Doug Yates was guest on Dave Moody’s SiriusXM Speedway last week. He brought up a conversion you hear a lot in the week before Daytona and Talladega. Every 25 horsepower in the engine translates to about a 1 second decrease in lap times. Dave did the math: Removing the plates would increase the engine by 450 horsepower. Four hundred and fifty more horsepower equates to 18 seconds off the lap time, assuming all other things equal. That last part was a very important qualification. It will come back to haunt us in a moment.
David Gilliland got the pole at Daytona with a lap speed of 45.153 seconds, translating to a speed of 199.322 miles per hour. Using the above argument, his lap time would decrease to 27.153 seconds. That translates to a speed of 331.456 mph.In 2004, Rusty Wallace ran 228 mph at Talladega in an unrestricted engine. That’s almost 100 mph slower than our theoretical max speed. Let’s ignore the concerns that NASCAR racecars tend to get aerodynamically unstable if they turn around at high speeds and think only about straight line speed.

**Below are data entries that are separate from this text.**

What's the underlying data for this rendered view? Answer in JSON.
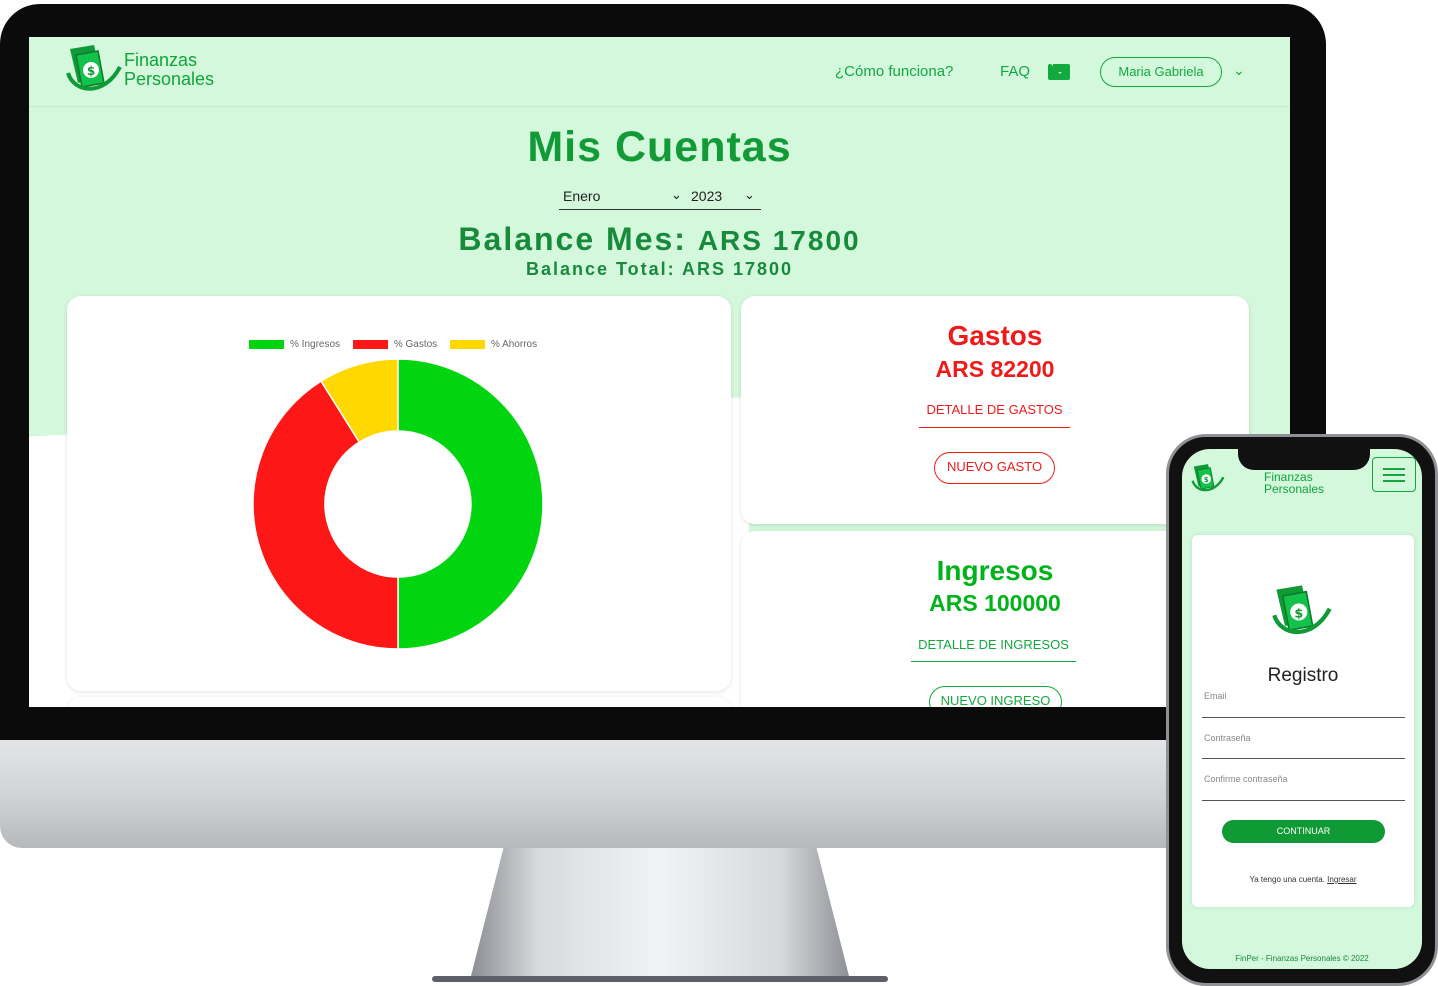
{
  "desktop": {
    "brand": {
      "line1": "Finanzas",
      "line2": "Personales"
    },
    "nav": {
      "how": "¿Cómo funciona?",
      "faq": "FAQ",
      "user": "Maria Gabriela"
    },
    "title": "Mis Cuentas",
    "month_select": "Enero",
    "year_select": "2023",
    "balance_month_label": "Balance Mes:",
    "balance_month_value": "ARS 17800",
    "balance_total": "Balance Total: ARS 17800",
    "gastos": {
      "title": "Gastos",
      "amount": "ARS 82200",
      "detail": "DETALLE DE GASTOS",
      "new": "NUEVO GASTO"
    },
    "ingresos": {
      "title": "Ingresos",
      "amount": "ARS 100000",
      "detail": "DETALLE DE INGRESOS",
      "new": "NUEVO INGRESO"
    }
  },
  "chart_data": {
    "type": "pie",
    "categories": [
      "% Ingresos",
      "% Gastos",
      "% Ahorros"
    ],
    "values": [
      50,
      41.1,
      8.9
    ],
    "colors": [
      "#00d50f",
      "#fe1717",
      "#ffd800"
    ],
    "legend_position": "top"
  },
  "mobile": {
    "brand": {
      "line1": "Finanzas",
      "line2": "Personales"
    },
    "title": "Registro",
    "email_label": "Email",
    "password_label": "Contraseña",
    "confirm_label": "Confirme contraseña",
    "continue": "CONTINUAR",
    "have_account": "Ya tengo una cuenta.",
    "login_link": "Ingresar",
    "footer": "FinPer - Finanzas Personales © 2022"
  },
  "colors": {
    "accent": "#13a93f",
    "background": "#d3f8dc",
    "danger": "#fe1717"
  }
}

So let’s look at what limits how fast a car can go. We’re considering two major forces: the force the engine makes, which propels the car forward, and the drag force, which pushes the car backward.

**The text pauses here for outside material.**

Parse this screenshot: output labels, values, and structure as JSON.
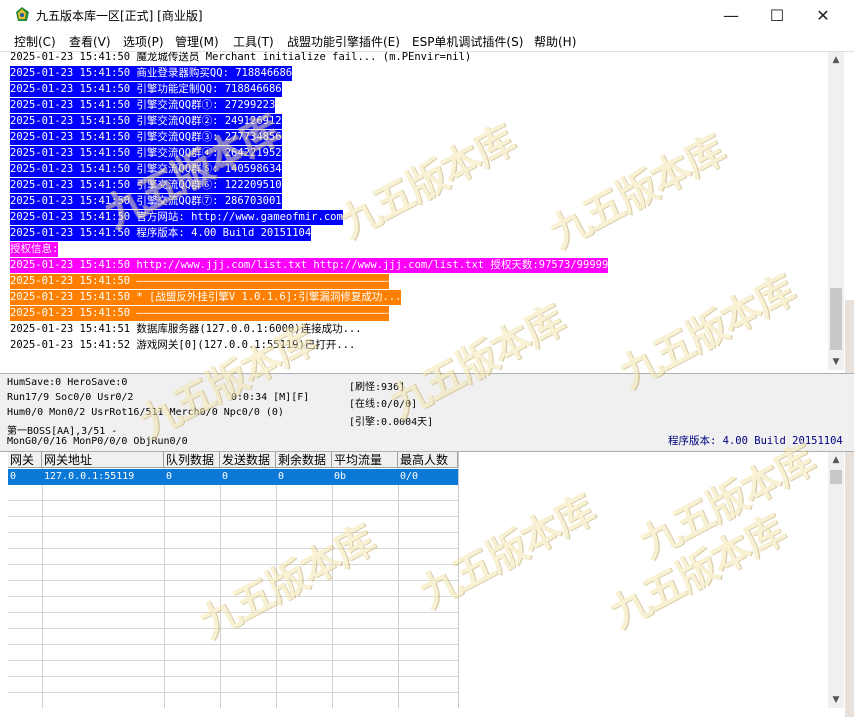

It’s exactly like a tug of war. Which ever is pulling harder, that’s the direct the car is going to go. (That’s because force is, as your physical teacher no doubt repeated over and over, a vector.At most tracks, if you want to pass someone, you step on the gas, the engine produces more force and you accelerate. Daytona and Talladega are unique in that engine power is limited to about 450 hp. The pedals on the floor the whole way around. You’re perennially in the last situation, in which the car moves at a constant (a terminal) speed, which is the fastest speed you can get. The engine is doing all it can.
So here’s the catch – the reason why the phrase “all other things equal” causes problems. All other things are not equal. Specifically, drag. Drag is simply the force of the air molecules pushing on the car, but that force increases quadratically, just like downforce. If the car goes twice as fast, you get four time (two squared) the drag. It’s not fair: you have to work four times harder to get twice as fast. But that’s physics for you.

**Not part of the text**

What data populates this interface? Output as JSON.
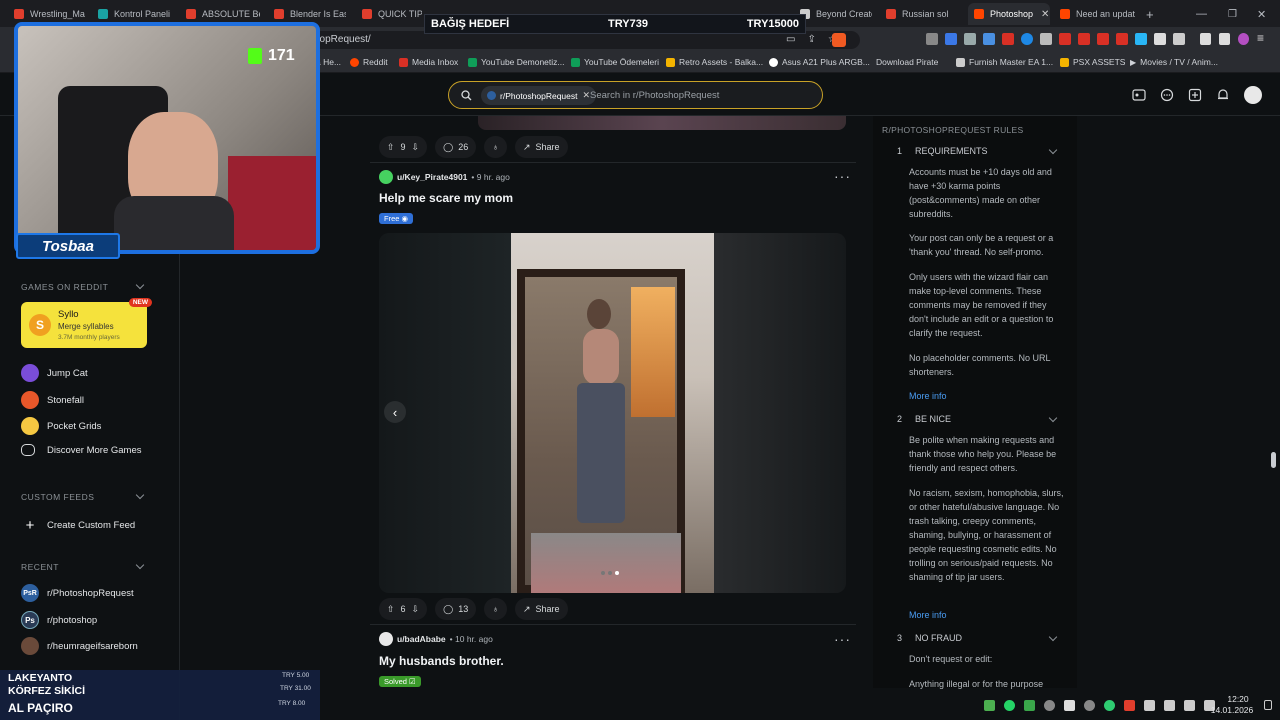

The argument above relied on the assumption that the drag remained constant – and it definitely doesn’t. It gets worse, because power depends on velocity cubed. So to go twice as fast, you have to overcome four times as much drag and you need eight times (2x2x2) the power.
You can estimate the terminal velocity of a racecar using some simple physics. The terminal velocity is the ratio of the power (P) to the drag (D):
The maximum drag you can have is proportional to the terminal velocity squared:
Which means that the terminal velocity ends up depending on the cube root of the power!
If the power of an engine doubles, the terminal velocity only increases by the cube root of two, which is 1.26. If we take 200 mph as a nice round terminal velocity for a restricted engine, removing the plates and doubling the engine power to 900 hp would only increase the terminal velocity for the unrestricted engine to 252 mph. That’s pretty surprising – you double the engine power and you only get 50 mph more. Such is the power of cube roots.
If nature were linear, it would be a whole lot less interesting.
Many thanks to my friends Josh Browne and Andy Randolph, both excellent engineers and always willing to let me bounce ideas off them and verify that I’m not crazy. Not, at least, when it comes to physics.